Before qualifying as a teacher in the UK, Matthew spent three years teaching English in China and worked in a software company in Germany. After qualifying as a teacher, Matthew taught in schools in Essex, U.K., before teaching Key Stage 3, 4 and 5 ICT and Computer Science at international schools in Thailand, China and most recently in Malaysia. Matthew is currently very much looking forward to a new challenge and culture in Vietnam.
Barnes, D., 2010, Why talk is important, English Teaching: Practice & Critique, 9(2), pp. 7–10.
Hundhausen, C. D., Agrawal, A., and Agarwal, P., 2013, Talking about code: Integrating pedagogical code reviews into early computing courses, ACM Transactions on Computing Education, 13(3), Article 14
International Baccalaureate, 2012, Computer Science Guide, Cardiff: International Baccalaureate Organisation
Jenkins, C., 2017, Classroom Talk and Computational Thinking, International Journal of Computer Science Education in Schools, 1(4), pp. 3-13
Lave, J., Wenger, E., 1991, Situated Learning: Legitimate Peripheral Participation, 1st ed., New York, USA, Cambridge University Press
Matthews, B., 2021, Helping English Language learners to achieve the same learning outcomes [Online], available from: https://www.axcultures.com/text-types/ , [Accessed 29/10/2021]
Mercer, N., 2000, Words and Minds, 1st Ed., London, U.K., Routledge
Mercer, N., Howe, C., 2012, Explaining the dialogic processes of teaching and learning: The value and potential of sociocultural theory, Learning, Culture and Social Interaction, 1(1), pp. 12-21
Morgan, R., 2015, Cambridge IGCSE Computer Science Programming Book for Microsoft Visual Basic, 1st Ed., Cambridge, U.K., Cambridge University Press.
Open University, The, 2015, Innovating Pedagogy [Online]. Available from: https://iet.open.ac.uk/file/innovating_pedagogy_2015.pdf [Accessed 05/05/2018]

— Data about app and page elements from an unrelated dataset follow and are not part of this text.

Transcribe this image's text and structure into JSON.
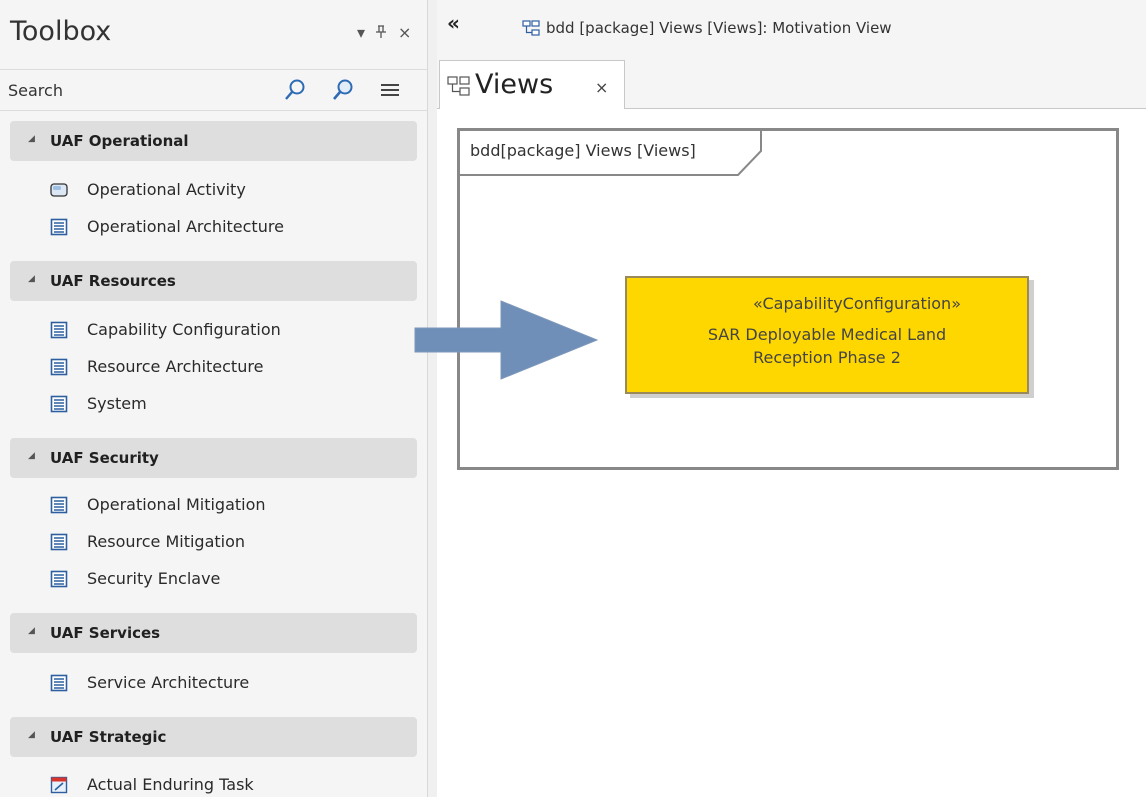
{
  "toolbox": {
    "title": "Toolbox",
    "controls": {
      "dropdown": "▾",
      "pin": "ꟼ",
      "close": "×"
    },
    "search": {
      "placeholder": "Search",
      "value": ""
    },
    "groups": [
      {
        "label": "UAF Operational",
        "items": [
          {
            "label": "Operational Activity",
            "icon": "activity-icon"
          },
          {
            "label": "Operational Architecture",
            "icon": "architecture-icon"
          }
        ]
      },
      {
        "label": "UAF Resources",
        "items": [
          {
            "label": "Capability Configuration",
            "icon": "architecture-icon"
          },
          {
            "label": "Resource Architecture",
            "icon": "architecture-icon"
          },
          {
            "label": "System",
            "icon": "architecture-icon"
          }
        ]
      },
      {
        "label": "UAF Security",
        "items": [
          {
            "label": "Operational Mitigation",
            "icon": "architecture-icon"
          },
          {
            "label": "Resource Mitigation",
            "icon": "architecture-icon"
          },
          {
            "label": "Security Enclave",
            "icon": "architecture-icon"
          }
        ]
      },
      {
        "label": "UAF Services",
        "items": [
          {
            "label": "Service Architecture",
            "icon": "architecture-icon"
          }
        ]
      },
      {
        "label": "UAF Strategic",
        "items": [
          {
            "label": "Actual Enduring Task",
            "icon": "enduring-task-icon"
          }
        ]
      }
    ]
  },
  "diagram": {
    "collapse": "«",
    "title": "bdd [package] Views [Views]: Motivation View",
    "tab": {
      "label": "Views",
      "close": "×"
    },
    "frame_label": "bdd[package] Views [Views]",
    "element": {
      "stereotype": "«CapabilityConfiguration»",
      "name": "SAR Deployable Medical Land Reception Phase 2",
      "fill": "#ffd700"
    },
    "arrow_color": "#6f8fb8"
  }
}
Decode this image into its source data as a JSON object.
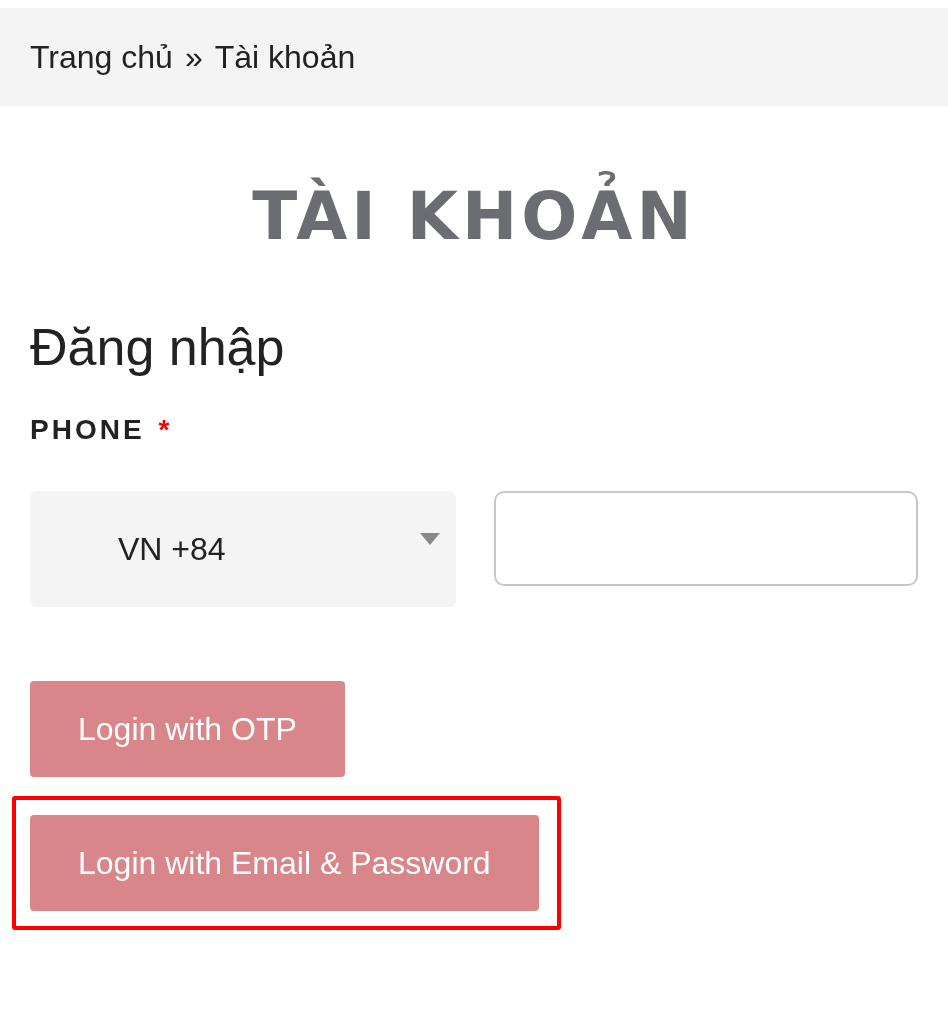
{
  "breadcrumb": {
    "items": [
      "Trang chủ",
      "Tài khoản"
    ],
    "separator": "»"
  },
  "page_title": "TÀI KHOẢN",
  "heading": "Đăng nhập",
  "phone": {
    "label": "PHONE",
    "required_mark": "*",
    "country_code": "VN +84"
  },
  "buttons": [
    {
      "label": "Login with OTP",
      "highlighted": false
    },
    {
      "label": "Login with Email & Password",
      "highlighted": true
    }
  ]
}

Resnick, M. and Brennan, K., 2012, New Frameworks for Studying and Assessing the Development of Computational Thinking, Proceedings of the 2012 Annual Meeting of the American Educational Research Association, Vancouver, Canada, American Educational Research Association [Online]. Available from: http://web.media.mit.edu/~kbrennan/files/Brennan_Resnick_AERA2012_CT.pdf [Accessed 28 October 2021].

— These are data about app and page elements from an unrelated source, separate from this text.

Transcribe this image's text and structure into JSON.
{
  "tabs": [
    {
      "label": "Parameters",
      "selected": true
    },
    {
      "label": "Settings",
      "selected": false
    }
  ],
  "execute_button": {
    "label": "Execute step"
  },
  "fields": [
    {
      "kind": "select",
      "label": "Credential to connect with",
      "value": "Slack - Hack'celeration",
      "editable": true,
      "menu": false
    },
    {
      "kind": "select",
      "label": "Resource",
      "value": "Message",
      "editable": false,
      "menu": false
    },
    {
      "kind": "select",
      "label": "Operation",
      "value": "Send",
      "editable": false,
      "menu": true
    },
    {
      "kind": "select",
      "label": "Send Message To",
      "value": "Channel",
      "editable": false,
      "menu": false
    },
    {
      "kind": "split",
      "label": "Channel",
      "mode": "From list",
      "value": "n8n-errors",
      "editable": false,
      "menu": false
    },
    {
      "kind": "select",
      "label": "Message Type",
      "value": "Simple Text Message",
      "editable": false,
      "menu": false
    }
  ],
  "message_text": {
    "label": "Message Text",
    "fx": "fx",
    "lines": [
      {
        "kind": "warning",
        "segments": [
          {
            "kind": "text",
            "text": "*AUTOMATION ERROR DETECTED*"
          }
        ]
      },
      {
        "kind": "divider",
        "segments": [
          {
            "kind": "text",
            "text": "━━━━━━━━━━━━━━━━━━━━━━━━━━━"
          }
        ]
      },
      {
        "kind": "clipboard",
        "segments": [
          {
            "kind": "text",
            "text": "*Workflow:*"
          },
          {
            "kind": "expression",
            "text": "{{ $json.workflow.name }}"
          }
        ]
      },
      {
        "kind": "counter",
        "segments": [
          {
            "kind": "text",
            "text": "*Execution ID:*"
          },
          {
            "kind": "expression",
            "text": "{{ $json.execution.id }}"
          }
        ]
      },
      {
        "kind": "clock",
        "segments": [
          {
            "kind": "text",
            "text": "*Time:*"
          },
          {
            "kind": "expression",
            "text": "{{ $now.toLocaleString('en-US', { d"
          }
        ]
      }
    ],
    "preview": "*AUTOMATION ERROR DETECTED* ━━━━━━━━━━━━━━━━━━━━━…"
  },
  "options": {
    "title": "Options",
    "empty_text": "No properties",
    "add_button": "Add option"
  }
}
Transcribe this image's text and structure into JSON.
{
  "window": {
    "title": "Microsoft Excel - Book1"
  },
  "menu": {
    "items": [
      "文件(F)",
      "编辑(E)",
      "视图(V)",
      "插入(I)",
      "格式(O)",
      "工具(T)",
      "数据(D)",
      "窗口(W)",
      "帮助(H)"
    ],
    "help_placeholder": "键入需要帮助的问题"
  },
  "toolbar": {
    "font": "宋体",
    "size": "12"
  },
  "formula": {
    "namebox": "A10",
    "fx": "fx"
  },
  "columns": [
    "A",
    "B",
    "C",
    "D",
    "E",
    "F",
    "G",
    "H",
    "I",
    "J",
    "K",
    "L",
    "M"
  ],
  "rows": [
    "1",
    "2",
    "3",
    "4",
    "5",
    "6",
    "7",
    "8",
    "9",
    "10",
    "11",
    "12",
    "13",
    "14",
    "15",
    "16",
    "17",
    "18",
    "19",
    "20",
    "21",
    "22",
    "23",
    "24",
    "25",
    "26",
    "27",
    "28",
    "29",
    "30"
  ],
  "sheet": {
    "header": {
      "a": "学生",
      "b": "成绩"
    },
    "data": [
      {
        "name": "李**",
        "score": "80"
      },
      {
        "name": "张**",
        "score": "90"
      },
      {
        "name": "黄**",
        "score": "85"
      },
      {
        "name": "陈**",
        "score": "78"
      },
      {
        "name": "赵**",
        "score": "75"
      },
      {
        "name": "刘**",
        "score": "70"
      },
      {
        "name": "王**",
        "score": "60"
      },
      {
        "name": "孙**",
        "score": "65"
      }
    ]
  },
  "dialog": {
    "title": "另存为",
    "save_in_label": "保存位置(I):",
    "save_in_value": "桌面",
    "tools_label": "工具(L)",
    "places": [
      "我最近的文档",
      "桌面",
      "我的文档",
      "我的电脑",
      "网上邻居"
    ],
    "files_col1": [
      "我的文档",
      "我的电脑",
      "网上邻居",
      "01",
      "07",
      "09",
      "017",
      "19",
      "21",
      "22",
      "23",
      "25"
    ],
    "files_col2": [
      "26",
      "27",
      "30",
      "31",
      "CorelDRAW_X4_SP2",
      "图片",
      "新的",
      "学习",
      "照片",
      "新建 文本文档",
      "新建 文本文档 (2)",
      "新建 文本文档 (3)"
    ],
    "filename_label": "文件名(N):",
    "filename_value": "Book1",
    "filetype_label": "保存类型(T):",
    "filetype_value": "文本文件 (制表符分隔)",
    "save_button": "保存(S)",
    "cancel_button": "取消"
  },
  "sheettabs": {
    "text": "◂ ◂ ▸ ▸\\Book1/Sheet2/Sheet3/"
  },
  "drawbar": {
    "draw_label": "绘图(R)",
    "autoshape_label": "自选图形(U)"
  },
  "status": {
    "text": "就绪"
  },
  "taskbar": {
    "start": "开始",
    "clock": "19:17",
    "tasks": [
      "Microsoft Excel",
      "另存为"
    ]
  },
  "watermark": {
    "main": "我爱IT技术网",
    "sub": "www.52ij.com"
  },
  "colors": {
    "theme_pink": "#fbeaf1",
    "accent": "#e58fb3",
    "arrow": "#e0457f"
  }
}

Wing, J. M., 2006, Computational Thinking, Communications of the Association for Computing Machinery, 49(3), pp. 33 – 35.
Zakaria, Z., Boulden, D., Vandenberg, J., Tsan, J., Lynch, C., Wiebe, E., Boyer, K., (2019). Collaborative Talk Across Two Pair-Programming Configurations, Proceedings of the 13th International Conference on Computer Supported Collaborative Learning, Lyon, France, pp. 224 – 231